# [PROMPT]
Scan the records below for the word "company" and give only the number of lines that hold it.
******
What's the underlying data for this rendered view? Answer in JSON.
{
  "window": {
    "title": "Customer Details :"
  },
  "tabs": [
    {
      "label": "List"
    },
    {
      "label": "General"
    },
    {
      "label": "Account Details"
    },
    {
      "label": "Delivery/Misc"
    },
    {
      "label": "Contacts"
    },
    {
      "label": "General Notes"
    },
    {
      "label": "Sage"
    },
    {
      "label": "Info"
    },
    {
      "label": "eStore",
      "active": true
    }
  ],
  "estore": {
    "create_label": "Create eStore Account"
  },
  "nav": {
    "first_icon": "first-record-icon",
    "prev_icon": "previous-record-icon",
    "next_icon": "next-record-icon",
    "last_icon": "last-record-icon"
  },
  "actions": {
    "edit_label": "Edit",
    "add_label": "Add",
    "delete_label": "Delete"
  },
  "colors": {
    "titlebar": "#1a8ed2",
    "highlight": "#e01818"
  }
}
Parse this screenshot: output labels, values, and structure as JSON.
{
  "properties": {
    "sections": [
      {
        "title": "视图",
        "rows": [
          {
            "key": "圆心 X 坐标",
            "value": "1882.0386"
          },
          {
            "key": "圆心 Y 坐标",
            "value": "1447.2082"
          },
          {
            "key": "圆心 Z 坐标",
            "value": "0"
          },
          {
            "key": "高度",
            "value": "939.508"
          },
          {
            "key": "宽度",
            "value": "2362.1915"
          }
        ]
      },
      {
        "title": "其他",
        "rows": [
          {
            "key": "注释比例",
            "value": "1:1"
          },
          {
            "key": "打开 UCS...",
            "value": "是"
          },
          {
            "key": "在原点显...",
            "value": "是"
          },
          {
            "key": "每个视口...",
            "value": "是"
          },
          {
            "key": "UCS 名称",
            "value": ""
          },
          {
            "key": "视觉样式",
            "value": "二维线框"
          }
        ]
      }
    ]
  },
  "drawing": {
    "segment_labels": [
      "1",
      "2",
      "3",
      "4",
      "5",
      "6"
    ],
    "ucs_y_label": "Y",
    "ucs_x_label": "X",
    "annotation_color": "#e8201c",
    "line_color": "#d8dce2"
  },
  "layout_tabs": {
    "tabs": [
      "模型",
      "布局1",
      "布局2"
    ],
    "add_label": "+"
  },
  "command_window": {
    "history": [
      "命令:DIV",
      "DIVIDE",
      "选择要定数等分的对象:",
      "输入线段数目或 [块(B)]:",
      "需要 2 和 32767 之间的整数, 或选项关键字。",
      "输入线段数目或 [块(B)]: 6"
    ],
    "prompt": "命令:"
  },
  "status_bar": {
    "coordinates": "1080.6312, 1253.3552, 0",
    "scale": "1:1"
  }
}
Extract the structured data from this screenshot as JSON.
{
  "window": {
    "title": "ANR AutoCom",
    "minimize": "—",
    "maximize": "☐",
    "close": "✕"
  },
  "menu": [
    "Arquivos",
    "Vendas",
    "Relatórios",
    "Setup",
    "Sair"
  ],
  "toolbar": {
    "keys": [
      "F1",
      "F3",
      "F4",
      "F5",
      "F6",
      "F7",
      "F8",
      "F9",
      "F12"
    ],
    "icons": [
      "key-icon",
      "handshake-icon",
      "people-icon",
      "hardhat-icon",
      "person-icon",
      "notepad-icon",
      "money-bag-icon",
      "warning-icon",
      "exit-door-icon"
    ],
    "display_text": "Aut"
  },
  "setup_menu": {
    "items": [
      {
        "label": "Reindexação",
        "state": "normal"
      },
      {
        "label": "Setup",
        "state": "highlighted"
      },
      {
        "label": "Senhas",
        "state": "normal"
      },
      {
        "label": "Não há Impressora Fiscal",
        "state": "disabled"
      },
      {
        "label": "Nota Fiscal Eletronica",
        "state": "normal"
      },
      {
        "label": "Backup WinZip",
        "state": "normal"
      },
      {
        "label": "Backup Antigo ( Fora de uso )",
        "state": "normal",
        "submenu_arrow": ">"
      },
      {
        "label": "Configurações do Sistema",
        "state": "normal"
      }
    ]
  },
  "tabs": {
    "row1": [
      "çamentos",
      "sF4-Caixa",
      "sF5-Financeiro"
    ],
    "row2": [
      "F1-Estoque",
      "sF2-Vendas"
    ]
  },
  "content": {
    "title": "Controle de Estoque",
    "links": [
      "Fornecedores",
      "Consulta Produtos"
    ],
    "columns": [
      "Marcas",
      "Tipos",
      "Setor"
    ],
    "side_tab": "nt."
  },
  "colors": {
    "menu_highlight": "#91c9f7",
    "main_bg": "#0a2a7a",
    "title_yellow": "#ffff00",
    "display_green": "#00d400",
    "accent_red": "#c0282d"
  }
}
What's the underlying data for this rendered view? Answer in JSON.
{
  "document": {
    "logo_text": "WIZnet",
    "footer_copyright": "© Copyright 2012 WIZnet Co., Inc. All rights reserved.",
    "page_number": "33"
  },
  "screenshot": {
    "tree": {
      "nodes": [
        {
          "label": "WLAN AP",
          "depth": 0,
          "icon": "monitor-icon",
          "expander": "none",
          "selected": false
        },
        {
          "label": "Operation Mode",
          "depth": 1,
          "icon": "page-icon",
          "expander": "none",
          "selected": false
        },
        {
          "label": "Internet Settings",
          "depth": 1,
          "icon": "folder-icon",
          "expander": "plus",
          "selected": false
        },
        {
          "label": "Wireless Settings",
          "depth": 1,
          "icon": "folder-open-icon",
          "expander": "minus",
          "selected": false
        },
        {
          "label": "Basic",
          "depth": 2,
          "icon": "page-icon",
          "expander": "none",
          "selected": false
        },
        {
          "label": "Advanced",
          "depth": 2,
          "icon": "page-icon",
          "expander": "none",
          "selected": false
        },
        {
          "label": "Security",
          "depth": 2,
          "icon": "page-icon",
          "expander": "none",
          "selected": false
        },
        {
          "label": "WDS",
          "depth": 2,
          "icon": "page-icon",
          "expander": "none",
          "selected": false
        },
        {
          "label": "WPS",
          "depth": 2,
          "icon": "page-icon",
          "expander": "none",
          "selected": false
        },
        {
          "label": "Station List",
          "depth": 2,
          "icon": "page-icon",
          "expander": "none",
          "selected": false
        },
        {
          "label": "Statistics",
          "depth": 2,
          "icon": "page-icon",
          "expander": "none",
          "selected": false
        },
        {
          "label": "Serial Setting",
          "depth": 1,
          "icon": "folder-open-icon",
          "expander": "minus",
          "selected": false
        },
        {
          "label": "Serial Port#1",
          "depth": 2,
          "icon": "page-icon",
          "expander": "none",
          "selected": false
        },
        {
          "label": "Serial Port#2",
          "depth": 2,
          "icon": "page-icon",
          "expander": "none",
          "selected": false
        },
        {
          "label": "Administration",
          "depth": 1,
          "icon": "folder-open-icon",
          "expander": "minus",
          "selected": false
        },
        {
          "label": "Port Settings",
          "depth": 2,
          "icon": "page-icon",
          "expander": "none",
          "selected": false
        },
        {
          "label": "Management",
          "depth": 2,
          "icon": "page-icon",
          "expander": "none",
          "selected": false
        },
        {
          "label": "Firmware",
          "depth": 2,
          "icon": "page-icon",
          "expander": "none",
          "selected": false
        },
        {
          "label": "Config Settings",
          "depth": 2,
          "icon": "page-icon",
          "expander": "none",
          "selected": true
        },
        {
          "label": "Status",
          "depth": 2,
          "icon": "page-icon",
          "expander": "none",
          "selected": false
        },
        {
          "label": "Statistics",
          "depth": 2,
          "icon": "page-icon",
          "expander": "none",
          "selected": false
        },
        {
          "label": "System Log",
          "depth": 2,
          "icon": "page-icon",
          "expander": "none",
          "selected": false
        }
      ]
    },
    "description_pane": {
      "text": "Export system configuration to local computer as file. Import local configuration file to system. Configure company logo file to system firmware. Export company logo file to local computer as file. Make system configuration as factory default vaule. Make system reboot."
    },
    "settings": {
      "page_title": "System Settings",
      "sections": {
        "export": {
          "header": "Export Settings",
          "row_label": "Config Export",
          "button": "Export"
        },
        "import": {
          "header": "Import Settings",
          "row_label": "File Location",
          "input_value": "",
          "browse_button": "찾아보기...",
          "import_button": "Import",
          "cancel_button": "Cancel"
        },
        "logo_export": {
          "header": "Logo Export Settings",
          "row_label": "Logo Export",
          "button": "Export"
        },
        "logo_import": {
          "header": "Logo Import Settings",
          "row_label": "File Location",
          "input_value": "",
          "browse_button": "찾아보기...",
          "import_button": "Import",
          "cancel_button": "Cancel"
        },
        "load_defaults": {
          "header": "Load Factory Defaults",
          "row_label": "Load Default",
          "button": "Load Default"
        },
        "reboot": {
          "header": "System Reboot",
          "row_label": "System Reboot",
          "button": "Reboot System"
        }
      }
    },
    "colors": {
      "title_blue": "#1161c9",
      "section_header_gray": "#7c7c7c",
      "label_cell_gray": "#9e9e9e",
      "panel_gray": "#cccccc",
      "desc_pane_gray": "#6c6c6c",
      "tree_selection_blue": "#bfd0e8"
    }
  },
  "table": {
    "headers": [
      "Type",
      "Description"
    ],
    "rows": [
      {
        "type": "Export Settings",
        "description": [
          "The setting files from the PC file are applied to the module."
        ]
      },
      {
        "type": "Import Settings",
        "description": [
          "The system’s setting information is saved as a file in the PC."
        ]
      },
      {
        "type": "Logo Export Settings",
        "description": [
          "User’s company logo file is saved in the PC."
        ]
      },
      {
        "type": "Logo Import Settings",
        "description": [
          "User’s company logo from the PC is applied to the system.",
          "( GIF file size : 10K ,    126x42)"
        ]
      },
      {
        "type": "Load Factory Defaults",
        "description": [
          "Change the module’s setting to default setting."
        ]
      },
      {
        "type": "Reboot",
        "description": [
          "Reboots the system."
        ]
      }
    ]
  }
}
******
# [RESPONSE]
3